### Your goal
Which lines of the listing below contain the word "InQuira"? Return them.

### Material to process
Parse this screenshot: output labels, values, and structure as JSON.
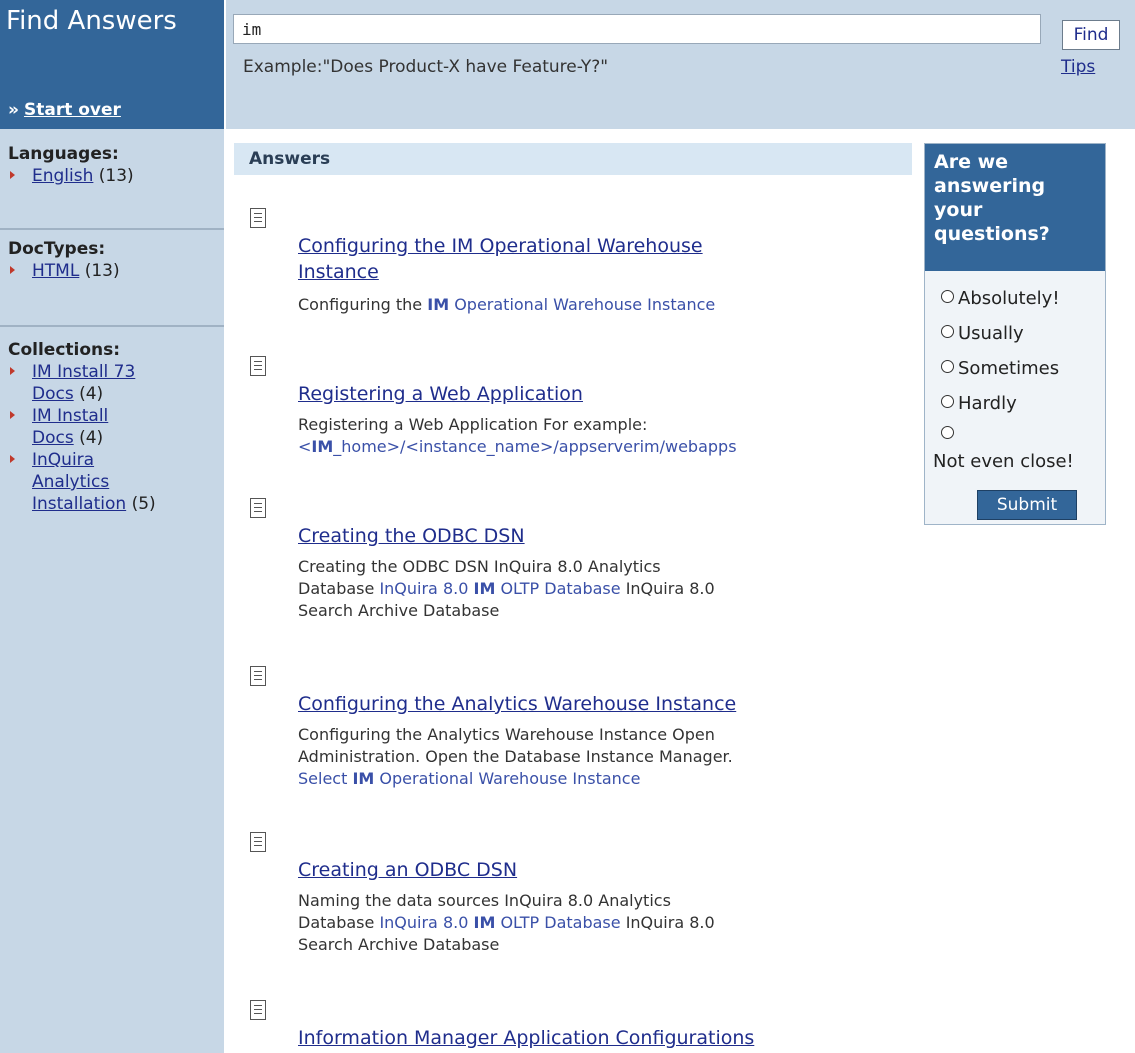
{
  "brand": {
    "title": "Find Answers",
    "start_over": "Start over"
  },
  "search": {
    "value": "im",
    "find_label": "Find",
    "example": "Example:\"Does Product-X have Feature-Y?\"",
    "tips": "Tips"
  },
  "sidebar": {
    "languages": {
      "heading": "Languages:",
      "items": [
        {
          "label": "English",
          "count": "(13)"
        }
      ]
    },
    "doctypes": {
      "heading": "DocTypes:",
      "items": [
        {
          "label": "HTML",
          "count": "(13)"
        }
      ]
    },
    "collections": {
      "heading": "Collections:",
      "items": [
        {
          "label_l1": "IM Install 73",
          "label_l2": "Docs",
          "count": "(4)"
        },
        {
          "label_l1": "IM Install",
          "label_l2": "Docs",
          "count": "(4)"
        },
        {
          "label_l1": "InQuira",
          "label_l2": "Analytics",
          "label_l3": "Installation",
          "count": "(5)"
        }
      ]
    }
  },
  "answers": {
    "heading": "Answers",
    "results": [
      {
        "title_l1": "Configuring the IM Operational Warehouse",
        "title_l2": "Instance",
        "snippet": {
          "a": "Configuring the ",
          "b": "IM",
          "c": " Operational Warehouse Instance"
        }
      },
      {
        "title": "Registering a Web Application",
        "snippet": {
          "a": "Registering a Web Application For example:",
          "b": "<",
          "c": "IM",
          "d": "_home>/<instance_name>/appserverim/webapps"
        }
      },
      {
        "title": "Creating the ODBC DSN",
        "snippet": {
          "a": "Creating the ODBC DSN InQuira 8.0 Analytics",
          "b": "Database ",
          "c": "InQuira 8.0 ",
          "d": "IM",
          "e": " OLTP Database",
          "f": " InQuira 8.0",
          "g": "Search Archive Database"
        }
      },
      {
        "title": "Configuring the Analytics Warehouse Instance",
        "snippet": {
          "a": "Configuring the Analytics Warehouse Instance Open",
          "b": "Administration. Open the Database Instance Manager.",
          "c": "Select ",
          "d": "IM",
          "e": " Operational Warehouse Instance"
        }
      },
      {
        "title": "Creating an ODBC DSN",
        "snippet": {
          "a": "Naming the data sources InQuira 8.0 Analytics",
          "b": "Database ",
          "c": "InQuira 8.0 ",
          "d": "IM",
          "e": " OLTP Database",
          "f": " InQuira 8.0",
          "g": "Search Archive Database"
        }
      },
      {
        "title": "Information Manager Application Configurations"
      }
    ]
  },
  "feedback": {
    "question_l1": "Are we",
    "question_l2": "answering",
    "question_l3": "your",
    "question_l4": "questions?",
    "options": [
      "Absolutely!",
      "Usually",
      "Sometimes",
      "Hardly",
      "Not even close!"
    ],
    "submit": "Submit"
  }
}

### Result
          "label_l1": "InQuira",
          "a": "Creating the ODBC DSN InQuira 8.0 Analytics",
          "c": "InQuira 8.0 ",
          "f": " InQuira 8.0",
          "a": "Naming the data sources InQuira 8.0 Analytics",
          "c": "InQuira 8.0 ",
          "f": " InQuira 8.0",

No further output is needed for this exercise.